On the front line of COVID-19: Kirsten Funk ’21

The COVID-19 pandemic has changed how Kirsten Funk ’21 of Menasha, Wisconsin, does her job. She is majoring in chemistry-biology with a minor in health and works as an emergency medical technician (EMT) basic for Ripon Guardian Ambulance.

She provides emergency care to patients, moves them to a cot, assesses their vital signs and applies interventions as needed. After a call, she cleans and sanitizes equipment and completes a report about the call.

Since COVID-19 emerged, she and her coworkers have to take more precautions when entering houses, Funk says. They have to wear more personal protective equipment (PPE), such as goggles, gowns and N95 masks. Then, if the patient had symptoms of COVID-19, additional information must be recorded and more cleaning measures taken.

“Working on the front lines during this historic and troubling time is not only rewarding but also scary,” Funk says. “As a front-line worker, you are potentially harming yourself and your family. Walking into residences and helping patients who may or may not have current symptoms is my job, but (it is) also frightening when you are unaware of where a patient has been or what they have been exposed to. Our dispatch does its best to screen the patients over the phone before we arrive, but we only gain as much information as the patient is able to give or is willing to give.”

She says it is difficult to put on all the PPE necessary to protect herself and her coworkers before she can assist the patient. “I am used to only applying gloves on most of my calls, and I perform this as I am approaching my patient,” she says. “Now, I have to apply gloves, masks, goggles and gowns for some of my calls.
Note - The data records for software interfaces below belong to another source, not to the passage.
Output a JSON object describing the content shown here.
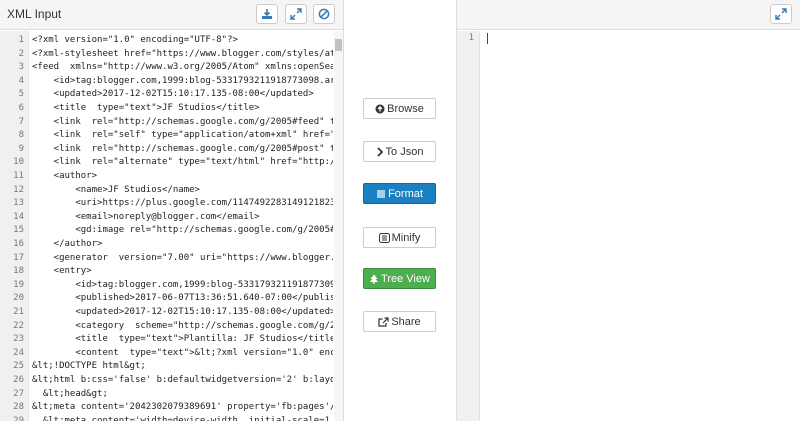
{
  "left_panel": {
    "title": "XML Input",
    "line_numbers": [
      "1",
      "2",
      "3",
      "4",
      "5",
      "6",
      "7",
      "8",
      "9",
      "10",
      "11",
      "12",
      "13",
      "14",
      "15",
      "16",
      "17",
      "18",
      "19",
      "20",
      "21",
      "22",
      "23",
      "24",
      "25",
      "26",
      "27",
      "28",
      "29"
    ],
    "lines": [
      "<?xml version=\"1.0\" encoding=\"UTF-8\"?>",
      "<?xml-stylesheet href=\"https://www.blogger.com/styles/atc",
      "<feed  xmlns=\"http://www.w3.org/2005/Atom\" xmlns:openSear",
      "    <id>tag:blogger.com,1999:blog-5331793211918773098.arc",
      "    <updated>2017-12-02T15:10:17.135-08:00</updated>",
      "    <title  type=\"text\">JF Studios</title>",
      "    <link  rel=\"http://schemas.google.com/g/2005#feed\" ty",
      "    <link  rel=\"self\" type=\"application/atom+xml\" href=\"h",
      "    <link  rel=\"http://schemas.google.com/g/2005#post\" ty",
      "    <link  rel=\"alternate\" type=\"text/html\" href=\"http://",
      "    <author>",
      "        <name>JF Studios</name>",
      "        <uri>https://plus.google.com/1147492283149121823",
      "        <email>noreply@blogger.com</email>",
      "        <gd:image rel=\"http://schemas.google.com/g/2005#t",
      "    </author>",
      "    <generator  version=\"7.00\" uri=\"https://www.blogger.c",
      "    <entry>",
      "        <id>tag:blogger.com,1999:blog-533179321191877309",
      "        <published>2017-06-07T13:36:51.640-07:00</publish",
      "        <updated>2017-12-02T15:10:17.135-08:00</updated>",
      "        <category  scheme=\"http://schemas.google.com/g/20",
      "        <title  type=\"text\">Plantilla: JF Studios</title>",
      "        <content  type=\"text\">&lt;?xml version=\"1.0\" enco",
      "&lt;!DOCTYPE html&gt;",
      "&lt;html b:css='false' b:defaultwidgetversion='2' b:layou",
      "  &lt;head&gt;",
      "&lt;meta content='2042302079389691' property='fb:pages'/&",
      "  &lt;meta content='width=device-width, initial-scale=1"
    ]
  },
  "right_panel": {
    "line_numbers": [
      "1"
    ]
  },
  "actions": {
    "browse": "Browse",
    "to_json": "To Json",
    "format": "Format",
    "minify": "Minify",
    "tree_view": "Tree View",
    "share": "Share"
  },
  "colors": {
    "format_button": "#1a80c2",
    "tree_view_button": "#4cae4c",
    "icon_blue": "#337ab7"
  }
}
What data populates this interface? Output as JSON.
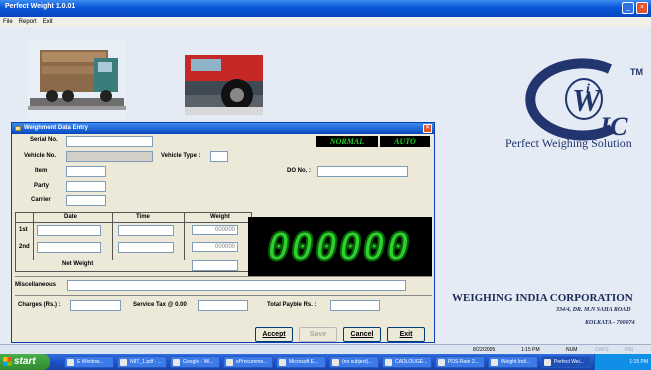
{
  "app": {
    "title": "Perfect Weight 1.0.01"
  },
  "menu": [
    "File",
    "Report",
    "Exit"
  ],
  "logo": {
    "initials": "WIC",
    "tm": "TM",
    "tagline": "Perfect Weighing Solution"
  },
  "company": {
    "name": "WEIGHING INDIA CORPORATION",
    "address1": "334/4, DR. M.N SAHA ROAD",
    "address2": "KOLKATA - 700074"
  },
  "dialog": {
    "title": "Weighment Data Entry",
    "status_mode": "NORMAL",
    "status_auto": "AUTO",
    "labels": {
      "serial_no": "Serial No.",
      "vehicle_no": "Vehicle No.",
      "vehicle_type": "Vehicle Type :",
      "item": "Item",
      "party": "Party",
      "carrier": "Carrier",
      "do_no": "DO No. :",
      "miscellaneous": "Miscellaneous",
      "charges": "Charges (Rs.) :",
      "service_tax": "Service Tax @ 0.00",
      "total_payable": "Total Payble Rs. :"
    },
    "grid": {
      "headers": [
        "Date",
        "Time",
        "Weight"
      ],
      "rows": [
        {
          "label": "1st",
          "weight": "000000"
        },
        {
          "label": "2nd",
          "weight": "000000"
        }
      ],
      "net_weight_label": "Net Weight"
    },
    "display_value": "000000",
    "buttons": {
      "accept": "Accept",
      "save": "Save",
      "cancel": "Cancel",
      "exit": "Exit"
    }
  },
  "statusbar": {
    "date": "8/22/2005",
    "time": "1:15 PM",
    "num": "NUM",
    "caps": "CAPS",
    "ins": "INS"
  },
  "taskbar": {
    "start": "start",
    "tasks": [
      "E Window...",
      "NIIT_1.pdf - ...",
      "Google - Wi...",
      "eProcureme...",
      "Microsoft E...",
      "(no subject)...",
      "CADLOUGE...",
      "PDS-Rate 2...",
      "Weight Indi...",
      "Perfect Wei..."
    ],
    "clock": "1:15 PM"
  }
}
These additional steps require more time in which I would have been evaluating my patient.”

Assisting and helping people in need is what she loves most about her job. “This work is exhilarating and rewarding,” she says. “Patients are calling the ambulance because they are unable to get themselves to the hospital. Being able to be the one who is there to reduce their pain or to assure them that everything is going to be OK or even bring them back to life is a job that I will always be grateful for. The hands-on experience and the emotional strength that I have gained from this job is nothing that a person could be taught.”


Related Posts

Jenna Tomschin'22

Class of 2022: Jenna Tomschin ’22

We celebrate the Class of 2022, what they have achieved during their years at Ripon and what they hope to achieve in the next chapter […]

Steven Klika '22

Class of 2022: Steven Klika ’22

We celebrate the Class of 2022, what they have achieved during their years at Ripon and what they hope to achieve in the next chapter […]

Dillon Henke '22

Class of 2022: Dillon Henke ’22

We celebrate the Class of 2022, what they have achieved during their years at Ripon and what they hope to achieve in the next chapter […]

Cydney Pittenger '22

Class of 2022: Cydney Pittenger ’22

We celebrate the Class of 2022, what they have achieved during their years at Ripon and what they hope to achieve in the next chapter […]

Kirsten Funk '21 photo and wearing a protective mask

 


Related Areas of Study